→ YOUR TASK
Each line in the listing below that contains "folder" should be returned.

→ INPUT RECORDS
▬▬▬

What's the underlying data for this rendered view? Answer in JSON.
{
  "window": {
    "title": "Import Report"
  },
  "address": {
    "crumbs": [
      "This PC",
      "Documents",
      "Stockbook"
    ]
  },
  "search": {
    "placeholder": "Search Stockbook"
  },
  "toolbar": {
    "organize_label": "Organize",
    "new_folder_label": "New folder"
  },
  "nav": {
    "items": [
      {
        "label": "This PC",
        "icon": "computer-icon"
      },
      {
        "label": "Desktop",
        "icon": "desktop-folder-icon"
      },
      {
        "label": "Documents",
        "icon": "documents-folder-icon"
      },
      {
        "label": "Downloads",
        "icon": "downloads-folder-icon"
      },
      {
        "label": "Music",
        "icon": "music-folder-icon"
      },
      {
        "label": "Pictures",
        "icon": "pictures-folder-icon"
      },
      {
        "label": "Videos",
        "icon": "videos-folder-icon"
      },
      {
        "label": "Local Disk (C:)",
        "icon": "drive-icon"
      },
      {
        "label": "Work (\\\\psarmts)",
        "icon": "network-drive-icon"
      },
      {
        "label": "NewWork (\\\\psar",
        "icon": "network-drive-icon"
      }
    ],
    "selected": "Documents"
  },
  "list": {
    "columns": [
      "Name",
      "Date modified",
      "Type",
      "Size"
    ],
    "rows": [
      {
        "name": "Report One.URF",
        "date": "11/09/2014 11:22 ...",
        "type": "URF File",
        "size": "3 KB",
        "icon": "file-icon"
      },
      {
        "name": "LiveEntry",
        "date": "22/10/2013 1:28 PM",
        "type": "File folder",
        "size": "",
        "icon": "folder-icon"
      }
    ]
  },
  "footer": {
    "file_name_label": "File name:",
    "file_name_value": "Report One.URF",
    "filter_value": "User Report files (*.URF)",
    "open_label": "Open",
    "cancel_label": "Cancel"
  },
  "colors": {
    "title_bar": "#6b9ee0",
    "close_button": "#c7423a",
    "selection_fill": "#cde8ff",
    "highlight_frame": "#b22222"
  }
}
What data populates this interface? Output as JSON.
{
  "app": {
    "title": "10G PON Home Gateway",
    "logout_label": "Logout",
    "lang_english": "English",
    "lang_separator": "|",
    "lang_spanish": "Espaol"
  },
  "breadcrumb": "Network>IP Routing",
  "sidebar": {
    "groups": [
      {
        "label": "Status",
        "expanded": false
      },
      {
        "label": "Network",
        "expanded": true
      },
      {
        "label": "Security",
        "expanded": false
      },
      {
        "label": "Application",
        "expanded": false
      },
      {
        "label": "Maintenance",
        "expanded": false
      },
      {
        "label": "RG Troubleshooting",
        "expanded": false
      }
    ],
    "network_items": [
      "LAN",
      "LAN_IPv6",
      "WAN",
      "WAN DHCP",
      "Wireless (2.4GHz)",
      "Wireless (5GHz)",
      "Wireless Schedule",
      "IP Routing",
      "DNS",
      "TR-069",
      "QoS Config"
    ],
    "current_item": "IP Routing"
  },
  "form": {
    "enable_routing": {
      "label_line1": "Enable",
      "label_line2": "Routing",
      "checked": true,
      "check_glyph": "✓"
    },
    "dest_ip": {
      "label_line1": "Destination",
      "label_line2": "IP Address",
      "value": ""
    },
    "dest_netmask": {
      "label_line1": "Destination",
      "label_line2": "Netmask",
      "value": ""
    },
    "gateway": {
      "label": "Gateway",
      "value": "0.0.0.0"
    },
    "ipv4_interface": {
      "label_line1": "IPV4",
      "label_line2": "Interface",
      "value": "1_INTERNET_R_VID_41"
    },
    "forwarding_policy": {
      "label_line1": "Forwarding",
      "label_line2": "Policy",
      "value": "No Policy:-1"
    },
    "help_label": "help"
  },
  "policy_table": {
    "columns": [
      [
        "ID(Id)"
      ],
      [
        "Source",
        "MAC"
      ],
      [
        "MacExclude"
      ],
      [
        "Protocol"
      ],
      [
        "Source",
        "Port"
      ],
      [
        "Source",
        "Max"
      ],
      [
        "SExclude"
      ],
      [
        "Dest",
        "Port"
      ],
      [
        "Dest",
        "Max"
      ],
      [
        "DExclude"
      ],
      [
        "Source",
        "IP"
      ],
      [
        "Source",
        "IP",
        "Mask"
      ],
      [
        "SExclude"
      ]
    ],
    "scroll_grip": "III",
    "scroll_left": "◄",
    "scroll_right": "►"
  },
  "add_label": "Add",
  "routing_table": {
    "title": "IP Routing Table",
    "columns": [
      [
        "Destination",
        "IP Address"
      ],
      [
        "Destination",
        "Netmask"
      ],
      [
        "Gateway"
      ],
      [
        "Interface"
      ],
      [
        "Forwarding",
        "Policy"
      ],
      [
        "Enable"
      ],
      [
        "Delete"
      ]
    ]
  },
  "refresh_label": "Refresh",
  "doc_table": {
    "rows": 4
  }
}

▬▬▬

→ REPLY
    "new_folder_label": "New folder"
        "icon": "desktop-folder-icon"
        "icon": "documents-folder-icon"
        "icon": "downloads-folder-icon"
        "icon": "music-folder-icon"
        "icon": "pictures-folder-icon"
        "icon": "videos-folder-icon"
        "type": "File folder",
        "icon": "folder-icon"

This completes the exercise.